In case you haven’t yet become of aware of the Manhattan Declaration, I would like to encourage you to read it and sign it.
Several Christian leaders including Dr. Al Mohler, Dr. Russell Moore, Dr. Danny Akin, Dr. Richard Land, Dr. Ravi Zacharias, Dr. James Dobson, Kay Arthur, Randy Alcorn, Chuck Colson (who was involved in the drafting of the document with Dr. Robert George and Dr. Timothy George), Dr. Jack Graham, Josh McDowell, Tony Perkins, Joni Eareckson Tada, Dr. Michael Youssef, Dr. J.I. Packer, Dr. Wayne Grudem, Dr. Jimmy Draper, and many other prominent Christian leaders have already signed the declaration.
You can read the entirety of the declaration and see a list of the signatories here: http://manhattandeclaration.org/
Basically I believe it to be an extremely eloquent, and possibly historically significant, declaration of a commitment that all Christians should have in the face of the looming threat of increasing pressure for us to back away from certain critical Biblical principles involving the sanctity of life, marriage, and religious liberty.
I think you will appreciate the final paragraph of the declaration:

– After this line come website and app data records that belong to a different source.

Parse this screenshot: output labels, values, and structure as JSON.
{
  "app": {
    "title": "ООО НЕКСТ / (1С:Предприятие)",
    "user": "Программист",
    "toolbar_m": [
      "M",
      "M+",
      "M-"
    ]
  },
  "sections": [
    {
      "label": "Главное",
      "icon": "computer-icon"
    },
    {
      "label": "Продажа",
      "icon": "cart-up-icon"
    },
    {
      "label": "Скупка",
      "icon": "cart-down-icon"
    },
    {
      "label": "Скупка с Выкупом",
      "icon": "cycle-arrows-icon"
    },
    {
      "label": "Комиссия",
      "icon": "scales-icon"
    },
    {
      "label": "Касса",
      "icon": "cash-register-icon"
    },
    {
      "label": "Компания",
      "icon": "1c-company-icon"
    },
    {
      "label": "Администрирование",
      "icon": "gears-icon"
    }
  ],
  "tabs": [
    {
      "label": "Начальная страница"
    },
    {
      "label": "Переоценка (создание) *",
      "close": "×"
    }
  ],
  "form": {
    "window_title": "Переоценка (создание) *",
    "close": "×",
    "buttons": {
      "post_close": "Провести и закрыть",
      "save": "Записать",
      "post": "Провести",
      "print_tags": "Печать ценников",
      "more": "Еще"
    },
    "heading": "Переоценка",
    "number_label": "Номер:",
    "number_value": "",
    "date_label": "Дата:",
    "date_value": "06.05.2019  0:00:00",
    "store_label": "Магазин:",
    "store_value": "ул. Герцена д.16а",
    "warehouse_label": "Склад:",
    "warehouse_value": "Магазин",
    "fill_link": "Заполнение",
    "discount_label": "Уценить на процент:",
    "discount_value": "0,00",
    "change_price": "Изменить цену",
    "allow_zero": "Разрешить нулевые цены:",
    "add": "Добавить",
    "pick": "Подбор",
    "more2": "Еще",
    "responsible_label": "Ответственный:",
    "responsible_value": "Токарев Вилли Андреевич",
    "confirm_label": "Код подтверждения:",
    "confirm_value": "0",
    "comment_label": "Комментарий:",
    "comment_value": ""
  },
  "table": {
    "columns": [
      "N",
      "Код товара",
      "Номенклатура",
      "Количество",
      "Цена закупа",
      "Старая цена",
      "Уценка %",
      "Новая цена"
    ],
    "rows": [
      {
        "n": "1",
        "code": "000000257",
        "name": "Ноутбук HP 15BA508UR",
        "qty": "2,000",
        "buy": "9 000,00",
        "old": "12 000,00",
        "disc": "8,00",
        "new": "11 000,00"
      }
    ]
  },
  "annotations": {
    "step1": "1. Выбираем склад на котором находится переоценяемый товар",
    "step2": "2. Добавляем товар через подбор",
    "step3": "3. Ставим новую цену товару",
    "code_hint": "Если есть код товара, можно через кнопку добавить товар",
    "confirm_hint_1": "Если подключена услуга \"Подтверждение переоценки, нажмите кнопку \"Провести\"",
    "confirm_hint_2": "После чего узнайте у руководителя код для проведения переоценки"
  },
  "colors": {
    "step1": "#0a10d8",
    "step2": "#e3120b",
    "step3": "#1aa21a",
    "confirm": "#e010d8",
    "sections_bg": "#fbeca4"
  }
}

Because we honor justice and the common good, we will not comply with any edict that purports to compel our institutions to participate in abortions, embryo-destructive research, assisted suicide and euthanasia, or any other anti-life act; nor will we bend to any rule purporting to force us to bless immoral sexual partnerships, treat them as marriages or the equivalent, or refrain from proclaiming the truth, as we know it, about morality and immorality and marriage and the family. We will fully and ungrudgingly render to Caesar what is Caesar’s. But under no circumstances will we render to Caesar what is God’s.